(Beginning of Extracted information)

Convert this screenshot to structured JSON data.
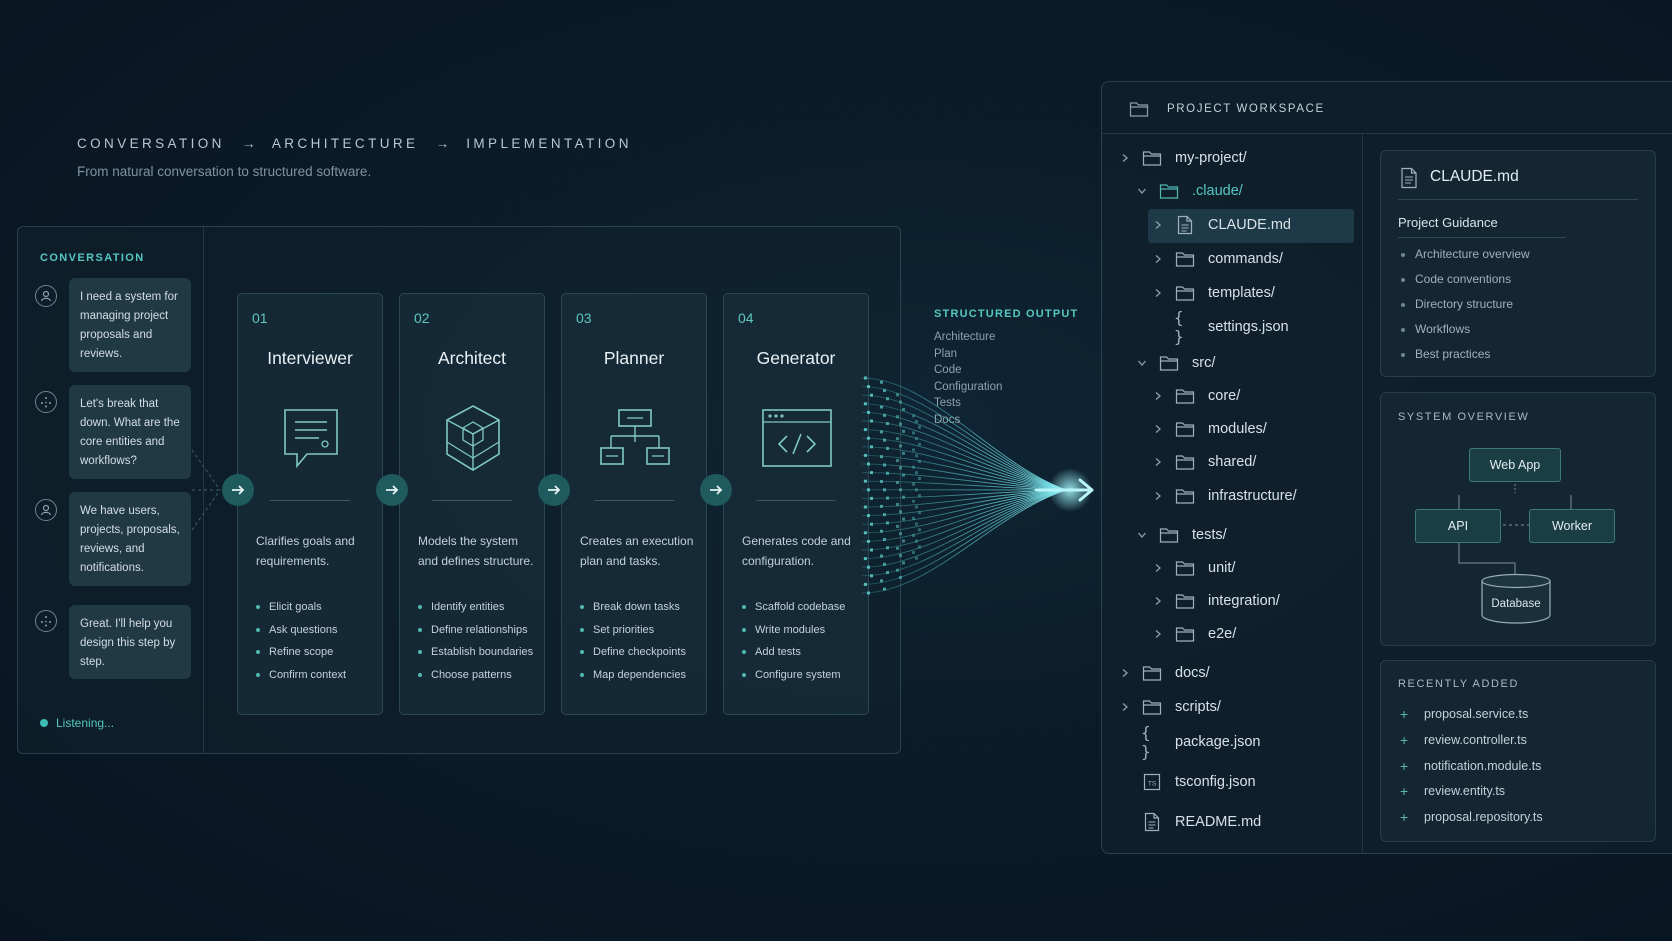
{
  "header": {
    "step1": "CONVERSATION",
    "arrow": "→",
    "step2": "ARCHITECTURE",
    "step3": "IMPLEMENTATION",
    "subtitle": "From natural conversation to structured software."
  },
  "conversation": {
    "label": "CONVERSATION",
    "messages": [
      {
        "role": "user",
        "text": "I need a system for managing project proposals and reviews."
      },
      {
        "role": "assistant",
        "text": "Let's break that down. What are the core entities and workflows?"
      },
      {
        "role": "user",
        "text": "We have users, projects, proposals, reviews, and notifications."
      },
      {
        "role": "assistant",
        "text": "Great. I'll help you design this step by step."
      }
    ],
    "status": "Listening..."
  },
  "pipeline": [
    {
      "num": "01",
      "title": "Interviewer",
      "icon": "chat-bubble-icon",
      "desc": "Clarifies goals and requirements.",
      "items": [
        "Elicit goals",
        "Ask questions",
        "Refine scope",
        "Confirm context"
      ]
    },
    {
      "num": "02",
      "title": "Architect",
      "icon": "cube-icon",
      "desc": "Models the system and defines structure.",
      "items": [
        "Identify entities",
        "Define relationships",
        "Establish boundaries",
        "Choose patterns"
      ]
    },
    {
      "num": "03",
      "title": "Planner",
      "icon": "hierarchy-icon",
      "desc": "Creates an execution plan and tasks.",
      "items": [
        "Break down tasks",
        "Set priorities",
        "Define checkpoints",
        "Map dependencies"
      ]
    },
    {
      "num": "04",
      "title": "Generator",
      "icon": "code-window-icon",
      "desc": "Generates code and configuration.",
      "items": [
        "Scaffold codebase",
        "Write modules",
        "Add tests",
        "Configure system"
      ]
    }
  ],
  "structured_output": {
    "title": "STRUCTURED OUTPUT",
    "items": [
      "Architecture",
      "Plan",
      "Code",
      "Configuration",
      "Tests",
      "Docs"
    ]
  },
  "workspace": {
    "title": "PROJECT WORKSPACE",
    "tree": [
      {
        "label": "my-project/",
        "depth": 0,
        "type": "folder",
        "chevron": "right"
      },
      {
        "label": ".claude/",
        "depth": 1,
        "type": "folder",
        "chevron": "down",
        "accent": true
      },
      {
        "label": "CLAUDE.md",
        "depth": 2,
        "type": "file",
        "chevron": "right",
        "selected": true
      },
      {
        "label": "commands/",
        "depth": 2,
        "type": "folder",
        "chevron": "right"
      },
      {
        "label": "templates/",
        "depth": 2,
        "type": "folder",
        "chevron": "right"
      },
      {
        "label": "settings.json",
        "depth": 2,
        "type": "json",
        "chevron": "none"
      },
      {
        "label": "src/",
        "depth": 1,
        "type": "folder",
        "chevron": "down"
      },
      {
        "label": "core/",
        "depth": 2,
        "type": "folder",
        "chevron": "right"
      },
      {
        "label": "modules/",
        "depth": 2,
        "type": "folder",
        "chevron": "right"
      },
      {
        "label": "shared/",
        "depth": 2,
        "type": "folder",
        "chevron": "right"
      },
      {
        "label": "infrastructure/",
        "depth": 2,
        "type": "folder",
        "chevron": "right"
      },
      {
        "label": "tests/",
        "depth": 1,
        "type": "folder",
        "chevron": "down"
      },
      {
        "label": "unit/",
        "depth": 2,
        "type": "folder",
        "chevron": "right"
      },
      {
        "label": "integration/",
        "depth": 2,
        "type": "folder",
        "chevron": "right"
      },
      {
        "label": "e2e/",
        "depth": 2,
        "type": "folder",
        "chevron": "right"
      },
      {
        "label": "docs/",
        "depth": 0,
        "type": "folder",
        "chevron": "right"
      },
      {
        "label": "scripts/",
        "depth": 0,
        "type": "folder",
        "chevron": "right"
      },
      {
        "label": "package.json",
        "depth": 0,
        "type": "json",
        "chevron": "none"
      },
      {
        "label": "tsconfig.json",
        "depth": 0,
        "type": "ts",
        "chevron": "none"
      },
      {
        "label": "README.md",
        "depth": 0,
        "type": "file",
        "chevron": "none"
      }
    ],
    "guidance": {
      "file": "CLAUDE.md",
      "heading": "Project Guidance",
      "items": [
        "Architecture overview",
        "Code conventions",
        "Directory structure",
        "Workflows",
        "Best practices"
      ]
    },
    "system_overview": {
      "label": "SYSTEM OVERVIEW",
      "nodes": {
        "web": "Web App",
        "api": "API",
        "worker": "Worker",
        "db": "Database"
      }
    },
    "recently_added": {
      "label": "RECENTLY ADDED",
      "items": [
        "proposal.service.ts",
        "review.controller.ts",
        "notification.module.ts",
        "review.entity.ts",
        "proposal.repository.ts"
      ]
    }
  },
  "colors": {
    "accent": "#55c8c2",
    "arrow_fill": "#1f5a5e",
    "selected": "#1e3a48"
  }
}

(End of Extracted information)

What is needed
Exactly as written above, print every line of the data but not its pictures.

Solution to the problem
Convert this screenshot to structured JSON data.
{
  "header": {
    "step1": "CONVERSATION",
    "arrow": "→",
    "step2": "ARCHITECTURE",
    "step3": "IMPLEMENTATION",
    "subtitle": "From natural conversation to structured software."
  },
  "conversation": {
    "label": "CONVERSATION",
    "messages": [
      {
        "role": "user",
        "text": "I need a system for managing project proposals and reviews."
      },
      {
        "role": "assistant",
        "text": "Let's break that down. What are the core entities and workflows?"
      },
      {
        "role": "user",
        "text": "We have users, projects, proposals, reviews, and notifications."
      },
      {
        "role": "assistant",
        "text": "Great. I'll help you design this step by step."
      }
    ],
    "status": "Listening..."
  },
  "pipeline": [
    {
      "num": "01",
      "title": "Interviewer",
      "icon": "chat-bubble-icon",
      "desc": "Clarifies goals and requirements.",
      "items": [
        "Elicit goals",
        "Ask questions",
        "Refine scope",
        "Confirm context"
      ]
    },
    {
      "num": "02",
      "title": "Architect",
      "icon": "cube-icon",
      "desc": "Models the system and defines structure.",
      "items": [
        "Identify entities",
        "Define relationships",
        "Establish boundaries",
        "Choose patterns"
      ]
    },
    {
      "num": "03",
      "title": "Planner",
      "icon": "hierarchy-icon",
      "desc": "Creates an execution plan and tasks.",
      "items": [
        "Break down tasks",
        "Set priorities",
        "Define checkpoints",
        "Map dependencies"
      ]
    },
    {
      "num": "04",
      "title": "Generator",
      "icon": "code-window-icon",
      "desc": "Generates code and configuration.",
      "items": [
        "Scaffold codebase",
        "Write modules",
        "Add tests",
        "Configure system"
      ]
    }
  ],
  "structured_output": {
    "title": "STRUCTURED OUTPUT",
    "items": [
      "Architecture",
      "Plan",
      "Code",
      "Configuration",
      "Tests",
      "Docs"
    ]
  },
  "workspace": {
    "title": "PROJECT WORKSPACE",
    "tree": [
      {
        "label": "my-project/",
        "depth": 0,
        "type": "folder",
        "chevron": "right"
      },
      {
        "label": ".claude/",
        "depth": 1,
        "type": "folder",
        "chevron": "down",
        "accent": true
      },
      {
        "label": "CLAUDE.md",
        "depth": 2,
        "type": "file",
        "chevron": "right",
        "selected": true
      },
      {
        "label": "commands/",
        "depth": 2,
        "type": "folder",
        "chevron": "right"
      },
      {
        "label": "templates/",
        "depth": 2,
        "type": "folder",
        "chevron": "right"
      },
      {
        "label": "settings.json",
        "depth": 2,
        "type": "json",
        "chevron": "none"
      },
      {
        "label": "src/",
        "depth": 1,
        "type": "folder",
        "chevron": "down"
      },
      {
        "label": "core/",
        "depth": 2,
        "type": "folder",
        "chevron": "right"
      },
      {
        "label": "modules/",
        "depth": 2,
        "type": "folder",
        "chevron": "right"
      },
      {
        "label": "shared/",
        "depth": 2,
        "type": "folder",
        "chevron": "right"
      },
      {
        "label": "infrastructure/",
        "depth": 2,
        "type": "folder",
        "chevron": "right"
      },
      {
        "label": "tests/",
        "depth": 1,
        "type": "folder",
        "chevron": "down"
      },
      {
        "label": "unit/",
        "depth": 2,
        "type": "folder",
        "chevron": "right"
      },
      {
        "label": "integration/",
        "depth": 2,
        "type": "folder",
        "chevron": "right"
      },
      {
        "label": "e2e/",
        "depth": 2,
        "type": "folder",
        "chevron": "right"
      },
      {
        "label": "docs/",
        "depth": 0,
        "type": "folder",
        "chevron": "right"
      },
      {
        "label": "scripts/",
        "depth": 0,
        "type": "folder",
        "chevron": "right"
      },
      {
        "label": "package.json",
        "depth": 0,
        "type": "json",
        "chevron": "none"
      },
      {
        "label": "tsconfig.json",
        "depth": 0,
        "type": "ts",
        "chevron": "none"
      },
      {
        "label": "README.md",
        "depth": 0,
        "type": "file",
        "chevron": "none"
      }
    ],
    "guidance": {
      "file": "CLAUDE.md",
      "heading": "Project Guidance",
      "items": [
        "Architecture overview",
        "Code conventions",
        "Directory structure",
        "Workflows",
        "Best practices"
      ]
    },
    "system_overview": {
      "label": "SYSTEM OVERVIEW",
      "nodes": {
        "web": "Web App",
        "api": "API",
        "worker": "Worker",
        "db": "Database"
      }
    },
    "recently_added": {
      "label": "RECENTLY ADDED",
      "items": [
        "proposal.service.ts",
        "review.controller.ts",
        "notification.module.ts",
        "review.entity.ts",
        "proposal.repository.ts"
      ]
    }
  },
  "colors": {
    "accent": "#55c8c2",
    "arrow_fill": "#1f5a5e",
    "selected": "#1e3a48"
  }
}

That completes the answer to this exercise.